Assigned task:
Filter these records by the string "from", copying each line that holds it.
[Supplied records]
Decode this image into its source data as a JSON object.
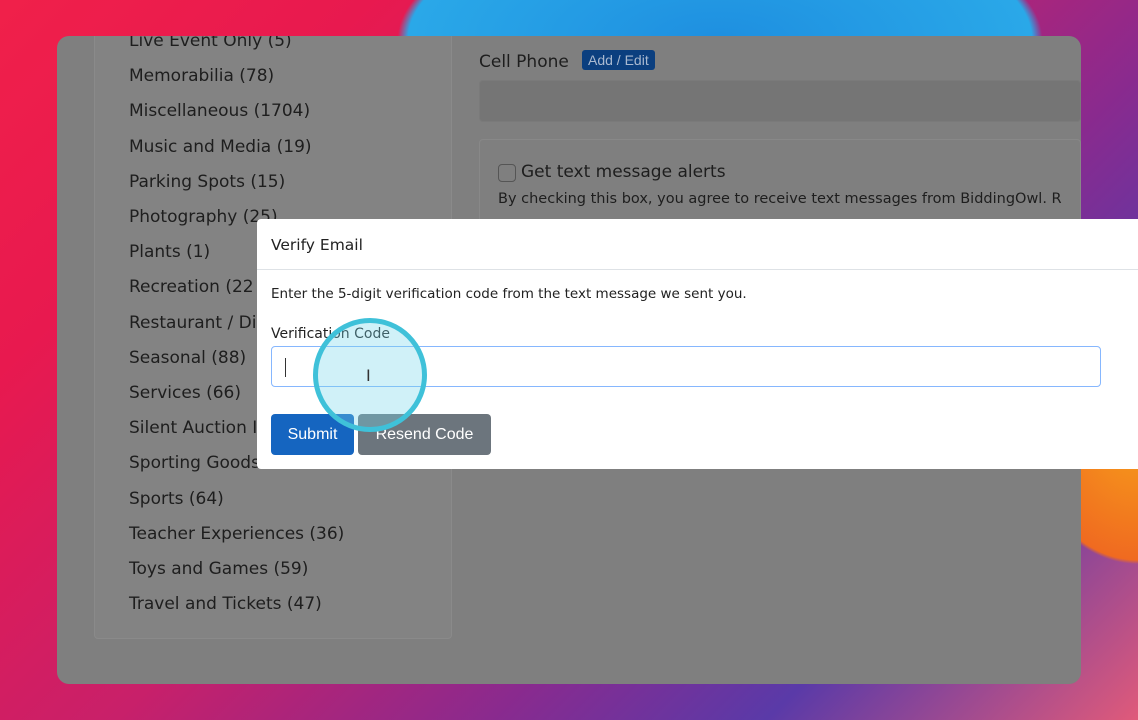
{
  "sidebar": {
    "categories": [
      "Live Event Only (5)",
      "Memorabilia (78)",
      "Miscellaneous (1704)",
      "Music and Media (19)",
      "Parking Spots (15)",
      "Photography (25)",
      "Plants (1)",
      "Recreation (22",
      "Restaurant / Di",
      "Seasonal (88)",
      "Services (66)",
      "Silent Auction I",
      "Sporting Goods",
      "Sports (64)",
      "Teacher Experiences (36)",
      "Toys and Games (59)",
      "Travel and Tickets (47)"
    ]
  },
  "main": {
    "cell_phone_label": "Cell Phone",
    "add_edit_label": "Add / Edit",
    "text_alerts_label": "Get text message alerts",
    "text_alerts_desc": "By checking this box, you agree to receive text messages from BiddingOwl. R"
  },
  "modal": {
    "title": "Verify Email",
    "instructions": "Enter the 5-digit verification code from the text message we sent you.",
    "code_label": "Verification Code",
    "code_value": "",
    "submit_label": "Submit",
    "resend_label": "Resend Code"
  },
  "colors": {
    "primary": "#1565c0",
    "secondary": "#6c757d",
    "cursor_highlight": "#3fc1d9"
  }
}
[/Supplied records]
Task output:
    "text_alerts_desc": "By checking this box, you agree to receive text messages from BiddingOwl. R"
    "instructions": "Enter the 5-digit verification code from the text message we sent you.",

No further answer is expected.